... One aspect of the issue was just the sheer amount of oxygen needed to treat severe Covid-19, which primarily affects the lungs.

"First, high levels of oxygen are necessary to treat patients with COVID-19, and that level may be up to 10 times more than normal usage," the deparmtent said in a statement. "Hospitals in general are running out of oxygen sooner than under their normal conditions, and the oxygen suppliers are changing their processes to respond to the hospitals' needs." ... "If you don't have respirators, you don't have nurses to care for patients, you don't have ICU beds, we will have to have these terrible discussions with families, which is why people need to stay home, and when they go out, they need to wear a mask," Reiner said.

Top presidential historian on Trump's legacy: 'He was largely responsible for the deaths of hundreds of thousands of Americans who did not need to die'
  • Presidential historian Michael Beschloss told MSNBC that President Donald Trump's legacy will always be tied to the catastrophic COVID-19 death toll in the US.
  • "Donald Trump is not going to change the record.
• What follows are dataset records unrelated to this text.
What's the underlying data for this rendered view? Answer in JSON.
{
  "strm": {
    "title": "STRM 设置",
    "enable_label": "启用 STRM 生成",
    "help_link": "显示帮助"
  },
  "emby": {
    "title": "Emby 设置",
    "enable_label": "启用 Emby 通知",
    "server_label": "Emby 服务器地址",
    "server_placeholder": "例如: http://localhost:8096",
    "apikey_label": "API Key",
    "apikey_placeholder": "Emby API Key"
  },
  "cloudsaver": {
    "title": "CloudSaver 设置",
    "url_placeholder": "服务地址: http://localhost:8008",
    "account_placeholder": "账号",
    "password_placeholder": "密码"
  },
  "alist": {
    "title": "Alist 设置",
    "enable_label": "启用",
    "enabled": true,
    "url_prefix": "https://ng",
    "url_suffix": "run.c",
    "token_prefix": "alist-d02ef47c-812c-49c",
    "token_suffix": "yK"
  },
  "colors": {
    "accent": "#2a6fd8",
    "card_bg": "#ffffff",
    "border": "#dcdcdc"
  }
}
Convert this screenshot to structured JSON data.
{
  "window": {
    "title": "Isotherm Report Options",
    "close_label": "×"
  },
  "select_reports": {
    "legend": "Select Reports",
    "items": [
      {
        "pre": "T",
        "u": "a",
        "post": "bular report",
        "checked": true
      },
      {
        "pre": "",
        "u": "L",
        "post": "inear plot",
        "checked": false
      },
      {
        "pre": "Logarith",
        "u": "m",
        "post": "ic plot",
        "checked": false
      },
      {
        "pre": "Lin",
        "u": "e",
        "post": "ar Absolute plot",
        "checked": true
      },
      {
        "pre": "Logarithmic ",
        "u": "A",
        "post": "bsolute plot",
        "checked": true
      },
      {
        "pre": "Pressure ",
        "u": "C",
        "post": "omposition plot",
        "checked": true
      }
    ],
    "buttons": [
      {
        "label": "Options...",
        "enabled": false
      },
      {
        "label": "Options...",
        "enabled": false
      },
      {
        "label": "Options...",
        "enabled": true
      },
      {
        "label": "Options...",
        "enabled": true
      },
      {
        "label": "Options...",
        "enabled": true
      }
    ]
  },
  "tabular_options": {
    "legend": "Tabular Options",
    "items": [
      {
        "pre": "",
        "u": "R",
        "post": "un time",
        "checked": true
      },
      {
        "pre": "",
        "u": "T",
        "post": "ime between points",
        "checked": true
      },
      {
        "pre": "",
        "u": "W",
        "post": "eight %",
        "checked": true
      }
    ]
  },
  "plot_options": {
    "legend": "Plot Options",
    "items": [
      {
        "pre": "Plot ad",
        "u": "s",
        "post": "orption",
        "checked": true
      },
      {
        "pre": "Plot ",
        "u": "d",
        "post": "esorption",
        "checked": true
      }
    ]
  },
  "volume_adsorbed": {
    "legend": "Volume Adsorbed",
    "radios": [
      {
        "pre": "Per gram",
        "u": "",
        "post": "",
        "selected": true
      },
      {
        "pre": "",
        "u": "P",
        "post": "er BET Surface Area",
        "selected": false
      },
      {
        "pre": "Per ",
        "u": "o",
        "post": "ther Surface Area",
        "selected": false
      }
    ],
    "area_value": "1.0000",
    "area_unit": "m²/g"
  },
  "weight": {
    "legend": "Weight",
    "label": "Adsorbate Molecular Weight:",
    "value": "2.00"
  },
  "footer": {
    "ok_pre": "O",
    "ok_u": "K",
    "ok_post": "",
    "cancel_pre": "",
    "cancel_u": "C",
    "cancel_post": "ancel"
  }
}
He was largely responsible for the deaths of hundreds of thousands of Americans who did not need to die," Beschloss said.
  • As of Wednesday, nearly 339,000 Americans have died from COVID-19 under Trump's watch. It's the highest reported COVID-19 death toll in the world.
Michael Beschloss, a prominent presidential historian, in an interview with MSNBC this week said that historians will need time to fully assess President Donald Trump's legacy but that he'll never be able to escape the COVID-19 death toll.

"Donald Trump is not going to change the record. He was largely responsible for the deaths of hundreds of thousands of Americans who did not need to die," Beschloss said. "Millions of others who suffered from covid did not need to suffer…This is really Nero's fiddling while Rome burns."

The US has the highest numbers of reported COVID-19 cases and fatalities in the world.

As of Wednesday morning, there have been over 19.5 million confirmed COVID-19 cases and nearly 339,000 reported deaths from the virus in the US, according to Johns Hopkins. Public health experts have consistently criticized Trump's handling of the pandemic, contending that a more coherent response from the president could've prevented tens of thousands of deaths.

... Beschloss said that top-ranked presidents, such as Abraham Lincoln, were known for their compassion and empathy. But Trump does not qualify in this regard, he said.

"Donald Trump is the kind of person that we have never ever seen before in the presidency, and I hope we never ever see again," Beschloss said. "When you've got a president who has no empathy, who has no compassion, you see a spectacle like what we've seen this week."